Indeed, one unintended consequence of House Republicans’ anti-ESG push could be to accelerate the deployment of those IRA billions. A narrowly controlled House can block further legislation but it doesn’t have nearly the power required to revoke the climate-related laws just passed. (Indeed, the slightness of the GOP majority may yet doom McCarthy’s bid for the gavel.) Instead, it can try to derail initiatives with legislative riders on must-pass funding bills — say, stipulating no new SEC climate disclosure rules — or slow things. down with endless oversight hearings, other than those about Hunter Biden’s laptop. Faced with that, and with a wary eye on 2024, agencies that have a decade to disburse funds in legislative terms may conclude they only have two years in political terms.
Efficient? No. As it is, even before pumping in hundreds of billions in short order, the IRA’s intertwining of climate policy with reshoring and geopolitical rivalry threatens inflation in a cleantech sector whose calling card is spectacular deflation. We can probably expect some House oversight hearings on that, too, even if useful plans to ease it are conspicuously absent.
Liam Denning is a Bloomberg Opinion columnist covering energy and commodities. A former investment banker, he was editor of the Wall Street Journal’s Heard on the Street column and a reporter for the Financial Times’ Lex column. This column does not necessarily reflect the opinion of the editorial board or Bloomberg LP and its owners.
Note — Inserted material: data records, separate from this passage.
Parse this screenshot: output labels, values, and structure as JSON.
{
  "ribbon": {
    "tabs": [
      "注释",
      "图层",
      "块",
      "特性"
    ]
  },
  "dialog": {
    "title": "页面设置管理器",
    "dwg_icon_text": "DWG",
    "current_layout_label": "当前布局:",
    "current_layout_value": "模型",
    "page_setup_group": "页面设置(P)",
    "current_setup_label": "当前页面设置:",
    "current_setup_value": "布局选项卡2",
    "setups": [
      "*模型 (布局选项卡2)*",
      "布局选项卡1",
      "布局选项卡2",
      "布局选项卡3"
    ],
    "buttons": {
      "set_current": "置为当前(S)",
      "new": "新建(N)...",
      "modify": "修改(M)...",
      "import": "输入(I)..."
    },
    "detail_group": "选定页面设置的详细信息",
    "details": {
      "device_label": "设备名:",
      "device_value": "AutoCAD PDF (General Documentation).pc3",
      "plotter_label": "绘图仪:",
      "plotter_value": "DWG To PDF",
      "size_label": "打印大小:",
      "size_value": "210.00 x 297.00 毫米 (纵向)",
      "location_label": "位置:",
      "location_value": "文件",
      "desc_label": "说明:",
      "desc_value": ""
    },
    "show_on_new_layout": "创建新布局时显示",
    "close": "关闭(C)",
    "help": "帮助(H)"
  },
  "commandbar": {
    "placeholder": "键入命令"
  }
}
The views expressed here are the writer’s and are not necessarily endorsed by the Anchorage Daily News, which welcomes a wide range of viewpoints. To submit a piece for consideration, email commentary(at)adn.com. Send submissions shorter than 200 words to email@example.com or click here to submit via any web browser. Read our full guidelines for letters and commentaries here.